Philip Geoffrey Saffman, an influential teacher and noted researcher in fluid mechanics, died peacefully after a long illness on Sunday, August 17, in Pasadena. He was 77 years old.
Saffman, the Theodore von Kármán Professor of Applied Mathematics and Aeronautics, Emeritus, at the California Institute of Technology, studied vortex instability and the dynamics of arrays of vortices. In particular, he looked into the phenomenon of viscous fingering, which became known as the "Saffman-Taylor Instability." This occurs when a low-viscosity fluid is injected into a higher-viscosity fluid.
His work with vortices also led him to a new mathematical analysis of the wake turbulence caused by jets as they take off, resulting in a theory describing the conditions behind several aircraft accidents.
Saffman was born in Leeds, England, and received his BA, MA, and PhD from the University of Cambridge. In 1964 he accepted Caltech's appointment as a full professor in fluid mechanics within the Division of Engineering and Applied Science. He was named von Kármán Professor in 1995.
He was a Fellow of the American Academy of Arts and Sciences and in 1988 was elected a Fellow to the Royal Society, England's premiere scientific organization. He also received the Otto Laporte Award from the American Physical Society.
Saffman served as associate editor for both the Journal of Fluid Mechanics and Physical Review Letters and was most recently an editorial board member for the journal Studies in Applied Mathematics.

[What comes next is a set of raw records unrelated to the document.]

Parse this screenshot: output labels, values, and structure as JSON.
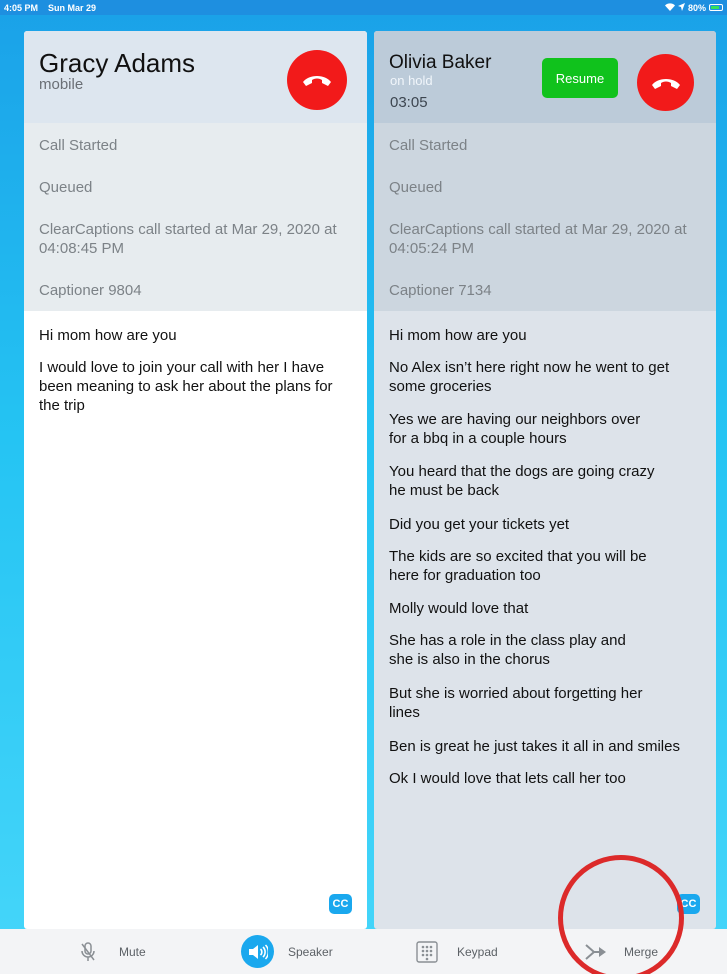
{
  "status_bar": {
    "time": "4:05 PM",
    "date": "Sun Mar 29",
    "battery": "80%",
    "battery_level": 0.8
  },
  "left_call": {
    "name": "Gracy Adams",
    "subtitle": "mobile",
    "log": [
      "Call Started",
      "Queued",
      "ClearCaptions call started at Mar 29, 2020 at 04:08:45 PM",
      "Captioner 9804"
    ],
    "transcript": [
      "Hi mom how are you",
      "I would love to join your call with her I have been meaning to ask her about the plans for the trip"
    ],
    "cc_label": "CC"
  },
  "right_call": {
    "name": "Olivia Baker",
    "status": "on hold",
    "timer": "03:05",
    "resume_label": "Resume",
    "log": [
      "Call Started",
      "Queued",
      "ClearCaptions call started at Mar 29, 2020 at 04:05:24 PM",
      "Captioner 7134"
    ],
    "transcript": [
      "Hi mom how are you",
      "No Alex isn’t here right now he went to get some groceries",
      "Yes we are having our neighbors over\nfor a bbq in a couple hours",
      "You heard that the dogs are going crazy\nhe must be back",
      "Did you get your tickets yet",
      "The kids are so excited that you will be\nhere for graduation too",
      "Molly would love that",
      "She has a role in the class play and\nshe is also in the chorus",
      "But she is worried about forgetting her\nlines",
      "Ben is great he just takes it all in and smiles",
      "Ok I would love that lets call her too"
    ],
    "cc_label": "CC"
  },
  "toolbar": {
    "mute_label": "Mute",
    "speaker_label": "Speaker",
    "keypad_label": "Keypad",
    "merge_label": "Merge"
  },
  "colors": {
    "hangup": "#f21a1a",
    "resume": "#10c21c",
    "accent": "#1aa8ee",
    "highlight": "#dc2a2a"
  }
}
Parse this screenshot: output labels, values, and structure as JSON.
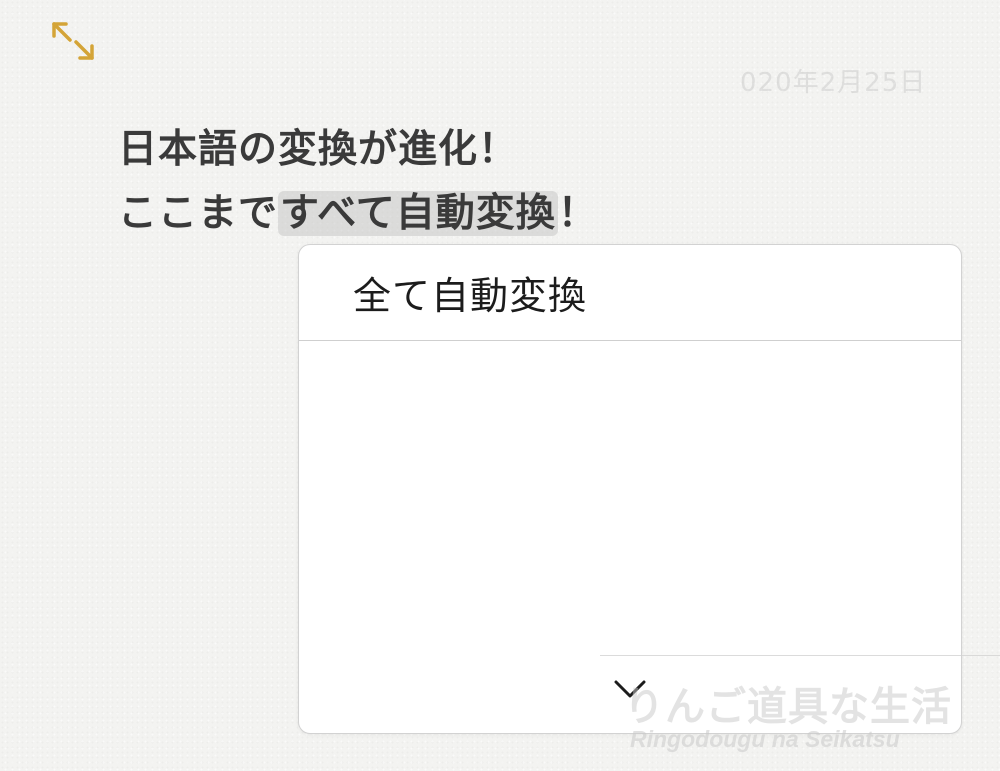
{
  "toolbar": {
    "expand_icon": "expand-arrows-icon",
    "accent_color": "#d4a437"
  },
  "note": {
    "date_hint": "020年2月25日",
    "line1": "日本語の変換が進化！",
    "line2_prefix": "ここまで",
    "line2_marked": "すべて自動変換",
    "line2_suffix": "！"
  },
  "candidates": {
    "items": [
      "全て自動変換"
    ],
    "expand_icon": "chevron-down-icon"
  },
  "watermark": {
    "jp": "りんご道具な生活",
    "en": "Ringodougu na Seikatsu"
  }
}
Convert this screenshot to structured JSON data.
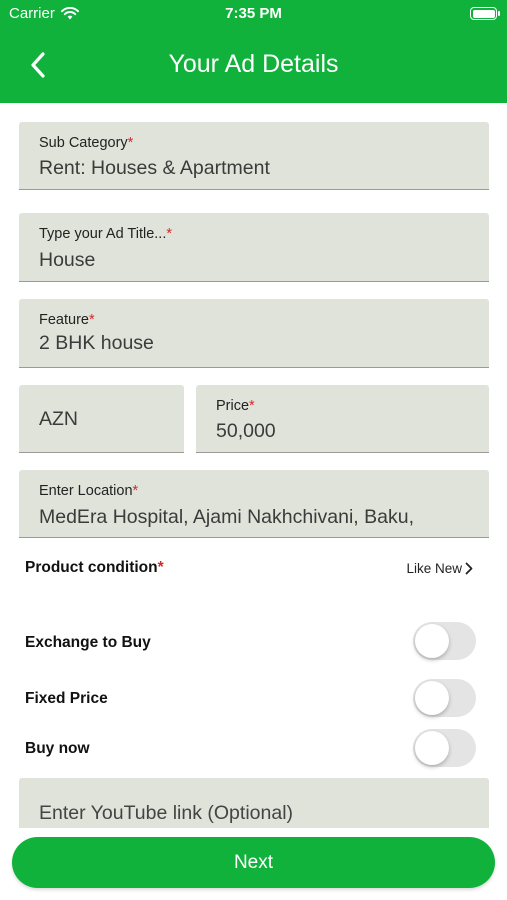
{
  "status": {
    "carrier": "Carrier",
    "time": "7:35 PM"
  },
  "header": {
    "title": "Your Ad Details",
    "back_icon": "chevron-left-icon"
  },
  "form": {
    "sub_category": {
      "label": "Sub Category",
      "required_mark": "*",
      "value": "Rent: Houses & Apartment"
    },
    "ad_title": {
      "label": "Type your Ad Title...",
      "required_mark": "*",
      "value": "House"
    },
    "feature": {
      "label": "Feature",
      "required_mark": "*",
      "value": "2 BHK house"
    },
    "currency": {
      "value": "AZN"
    },
    "price": {
      "label": "Price",
      "required_mark": "*",
      "value": "50,000"
    },
    "location": {
      "label": "Enter Location",
      "required_mark": "*",
      "value": "MedEra Hospital, Ajami Nakhchivani, Baku,"
    },
    "product_condition": {
      "label": "Product condition",
      "required_mark": "*",
      "value": "Like New"
    },
    "toggles": [
      {
        "label": "Exchange to Buy",
        "on": false
      },
      {
        "label": "Fixed Price",
        "on": false
      },
      {
        "label": "Buy now",
        "on": false
      }
    ],
    "youtube": {
      "placeholder": "Enter YouTube link (Optional)"
    }
  },
  "next_button": {
    "label": "Next"
  },
  "colors": {
    "brand_green": "#10b23c",
    "field_bg": "#e0e3da",
    "required_red": "#d22a2a"
  }
}
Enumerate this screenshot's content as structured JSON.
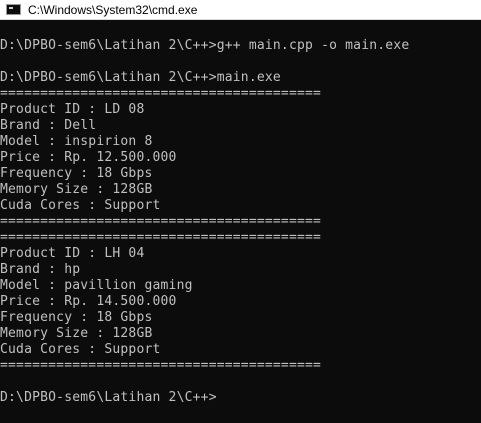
{
  "window": {
    "title": "C:\\Windows\\System32\\cmd.exe",
    "icon": "cmd-console-icon"
  },
  "console": {
    "lines": [
      "",
      "D:\\DPBO-sem6\\Latihan 2\\C++>g++ main.cpp -o main.exe",
      "",
      "D:\\DPBO-sem6\\Latihan 2\\C++>main.exe",
      "========================================",
      "Product ID : LD 08",
      "Brand : Dell",
      "Model : inspirion 8",
      "Price : Rp. 12.500.000",
      "Frequency : 18 Gbps",
      "Memory Size : 128GB",
      "Cuda Cores : Support",
      "========================================",
      "========================================",
      "Product ID : LH 04",
      "Brand : hp",
      "Model : pavillion gaming",
      "Price : Rp. 14.500.000",
      "Frequency : 18 Gbps",
      "Memory Size : 128GB",
      "Cuda Cores : Support",
      "========================================",
      "",
      "D:\\DPBO-sem6\\Latihan 2\\C++>"
    ]
  },
  "colors": {
    "background": "#0c0c0c",
    "text": "#c0c0c0",
    "titlebar": "#ffffff"
  }
}
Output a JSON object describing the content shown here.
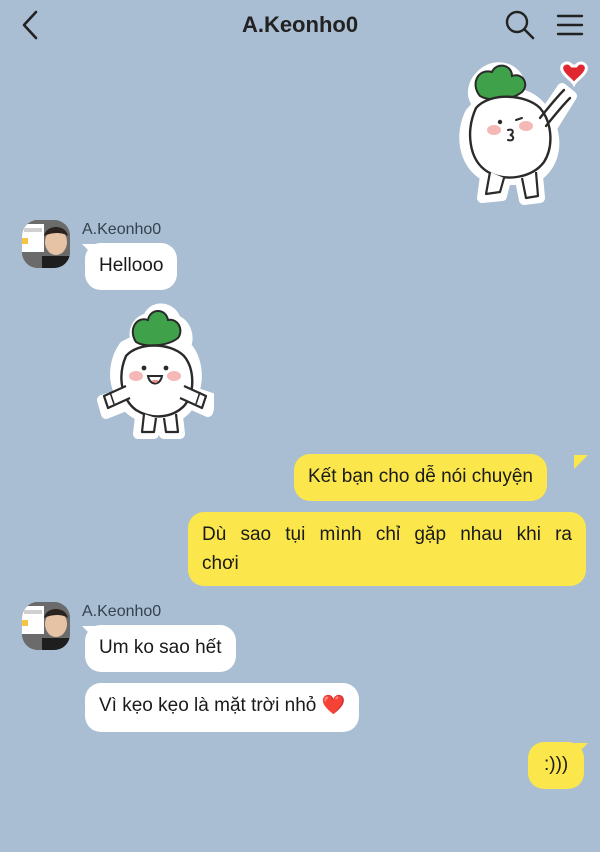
{
  "header": {
    "title": "A.Keonho0"
  },
  "messages": [
    {
      "type": "sticker",
      "direction": "out",
      "sticker": "radish-kiss-heart"
    },
    {
      "type": "text",
      "direction": "in",
      "sender": "A.Keonho0",
      "text": "Hellooo"
    },
    {
      "type": "sticker",
      "direction": "in",
      "sticker": "radish-wave"
    },
    {
      "type": "text",
      "direction": "out",
      "text": "Kết bạn cho dễ nói chuyện"
    },
    {
      "type": "text",
      "direction": "out",
      "line1": "Dù sao tụi mình chỉ gặp nhau khi ra",
      "line2": "chơi"
    },
    {
      "type": "text",
      "direction": "in",
      "sender": "A.Keonho0",
      "text": "Um ko sao hết"
    },
    {
      "type": "text",
      "direction": "in",
      "text": "Vì kẹo kẹo là mặt trời nhỏ",
      "emoji": "❤️"
    },
    {
      "type": "text",
      "direction": "out",
      "text": ":)))"
    }
  ],
  "colors": {
    "background": "#a9bdd3",
    "incoming_bubble": "#ffffff",
    "outgoing_bubble": "#fbe74b"
  },
  "icons": {
    "back": "chevron-left-icon",
    "search": "search-icon",
    "menu": "hamburger-menu-icon"
  }
}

Saffman is survived by his wife, Ruth; children Louise, Mark, and Emma; and grandchildren Timothy, Gregory, Rae (née Sarah), Jenny, Nadine, Aaron, Miriam, and Alexandra.